Tel. +49-228-28751200
E-Mail: veit.hornung@uni-bonn.de

Johannes Seiler | idw
Further information:
http://www.uni-bonn.de

More articles from Health and Medicine:

nachricht World first: Massive thrombosis removed during early pregnancy
20.07.2017 | Universitätsspital Bern

nachricht Therapy of preterm birth in sight?
19.07.2017 | Universitätsspital Bern

All articles from Health and Medicine >>>

The most recent press releases about innovation >>>

Die letzten 5 Focus-News des innovations-reports im Überblick:

Im Focus: Manipulating Electron Spins Without Loss of Information

Physicists have developed a new technique that uses electrical voltages to control the electron spin on a chip. The newly-developed method provides protection from spin decay, meaning that the contained information can be maintained and transmitted over comparatively large distances, as has been demonstrated by a team from the University of Basel’s Department of Physics and the Swiss Nanoscience Institute. The results have been published in Physical Review X.

For several years, researchers have been trying to use the spin of an electron to store and transmit information. The spin of each electron is always coupled...

Im Focus: The proton precisely weighted

What is the mass of a proton? Scientists from Germany and Japan successfully did an important step towards the most exact knowledge of this fundamental constant. By means of precision measurements on a single proton, they could improve the precision by a factor of three and also correct the existing value.

To determine the mass of a single proton still more accurate – a group of physicists led by Klaus Blaum and Sven Sturm of the Max Planck Institute for Nuclear...

Im Focus: On the way to a biological alternative

A bacterial enzyme enables reactions that open up alternatives to key industrial chemical processes

The research team of Prof. Dr. Oliver Einsle at the University of Freiburg's Institute of Biochemistry has long been exploring the functioning of nitrogenase....

Im Focus: The 1 trillion tonne iceberg

Larsen C Ice Shelf rift finally breaks through

A one trillion tonne iceberg - one of the biggest ever recorded -- has calved away from the Larsen C Ice Shelf in Antarctica, after a rift in the ice,...

Im Focus: Laser-cooled ions contribute to better understanding of friction

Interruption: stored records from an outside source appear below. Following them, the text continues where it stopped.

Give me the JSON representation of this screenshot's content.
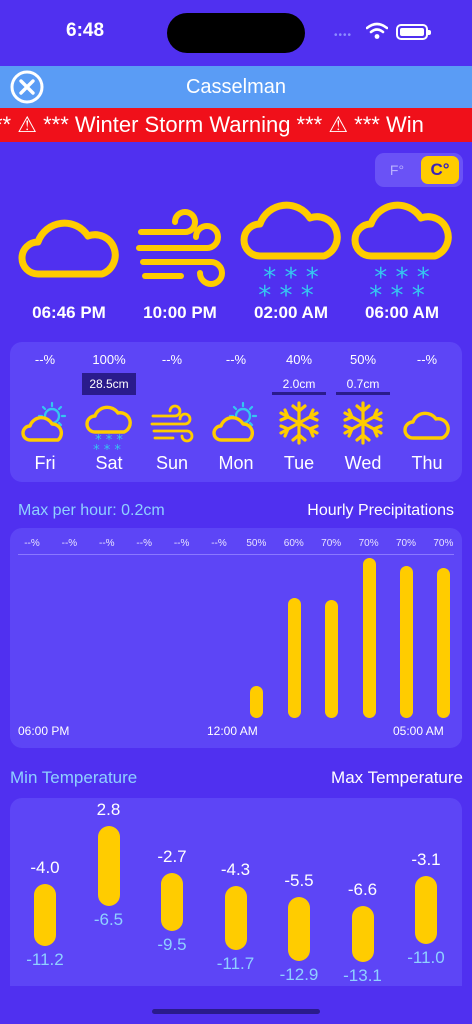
{
  "status_bar": {
    "time": "6:48",
    "signal_dots": "••••"
  },
  "header": {
    "city": "Casselman"
  },
  "warning": {
    "text": "** ⚠ *** Winter Storm Warning *** ⚠ *** Win"
  },
  "units": {
    "f": "F°",
    "c": "C°",
    "selected": "C°"
  },
  "hourly": [
    {
      "time": "06:46 PM",
      "icon": "cloud-icon"
    },
    {
      "time": "10:00 PM",
      "icon": "wind-icon"
    },
    {
      "time": "02:00 AM",
      "icon": "cloud-snow-icon"
    },
    {
      "time": "06:00 AM",
      "icon": "cloud-snow-icon"
    }
  ],
  "daily": [
    {
      "day": "Fri",
      "prob": "--%",
      "snow": "",
      "icon": "partly-cloudy-icon"
    },
    {
      "day": "Sat",
      "prob": "100%",
      "snow": "28.5cm",
      "icon": "cloud-snow-icon"
    },
    {
      "day": "Sun",
      "prob": "--%",
      "snow": "",
      "icon": "wind-icon"
    },
    {
      "day": "Mon",
      "prob": "--%",
      "snow": "",
      "icon": "partly-cloudy-icon"
    },
    {
      "day": "Tue",
      "prob": "40%",
      "snow": "2.0cm",
      "icon": "snowflake-icon"
    },
    {
      "day": "Wed",
      "prob": "50%",
      "snow": "0.7cm",
      "icon": "snowflake-icon"
    },
    {
      "day": "Thu",
      "prob": "--%",
      "snow": "",
      "icon": "cloud-icon"
    }
  ],
  "precipitation": {
    "max_label": "Max per hour: 0.2cm",
    "title": "Hourly Precipitations",
    "time_labels": [
      "06:00 PM",
      "12:00 AM",
      "05:00 AM"
    ],
    "chart_data": {
      "type": "bar",
      "probabilities": [
        "--%",
        "--%",
        "--%",
        "--%",
        "--%",
        "--%",
        "50%",
        "60%",
        "70%",
        "70%",
        "70%",
        "70%"
      ],
      "values": [
        0,
        0,
        0,
        0,
        0,
        0,
        0.04,
        0.15,
        0.148,
        0.2,
        0.19,
        0.187
      ]
    }
  },
  "temperature": {
    "min_title": "Min Temperature",
    "max_title": "Max Temperature",
    "chart_data": {
      "type": "bar",
      "max": [
        -4.0,
        2.8,
        -2.7,
        -4.3,
        -5.5,
        -6.6,
        -3.1
      ],
      "min": [
        -11.2,
        -6.5,
        -9.5,
        -11.7,
        -12.9,
        -13.1,
        -11.0
      ],
      "max_labels": [
        "-4.0",
        "2.8",
        "-2.7",
        "-4.3",
        "-5.5",
        "-6.6",
        "-3.1"
      ],
      "min_labels": [
        "-11.2",
        "-6.5",
        "-9.5",
        "-11.7",
        "-12.9",
        "-13.1",
        "-11.0"
      ]
    }
  },
  "colors": {
    "background": "#5030f0",
    "accent": "#ffcc00",
    "warning": "#f0101a",
    "header": "#5a9cf5",
    "snow": "#35c6f0",
    "sun": "#35c6f0"
  }
}
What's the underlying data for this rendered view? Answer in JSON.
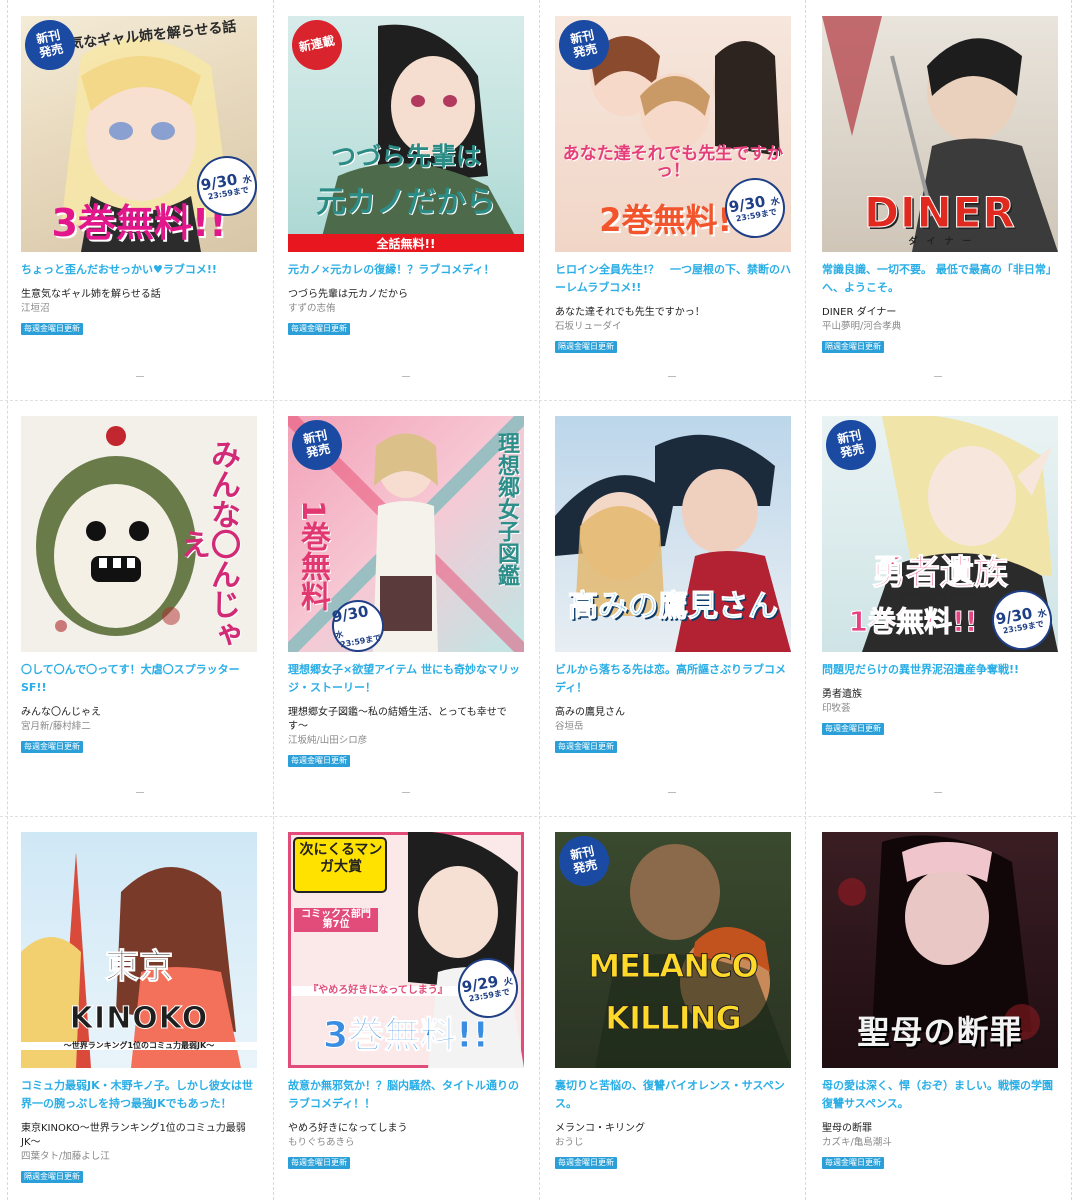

Physics supports biology: Researchers from PTB have developed a model system to investigate friction phenomena with atomic precision

Friction: what you want from car brakes, otherwise rather a nuisance. In any case, it is useful to know as precisely as possible how friction phenomena arise –...

All Focus news of the innovation-report >>>

Anzeige

Anzeige

Event News

Closing the Sustainability Circle: Protection of Food with Biobased Materials

21.07.2017 | Event News

»We are bringing Additive Manufacturing to SMEs«

19.07.2017 | Event News

The technology with a feel for feelings

12.07.2017 | Event News

 
Latest News

NASA looks to solar eclipse to help understand Earth's energy system

21.07.2017 | Earth Sciences

Stanford researchers develop a new type of soft, growing robot

21.07.2017 | Power and Electrical Engineering

Vortex photons from electrons in circular motion

21.07.2017 | Physics and Astronomy

VideoLinks
B2B-VideoLinks
More VideoLinks >>>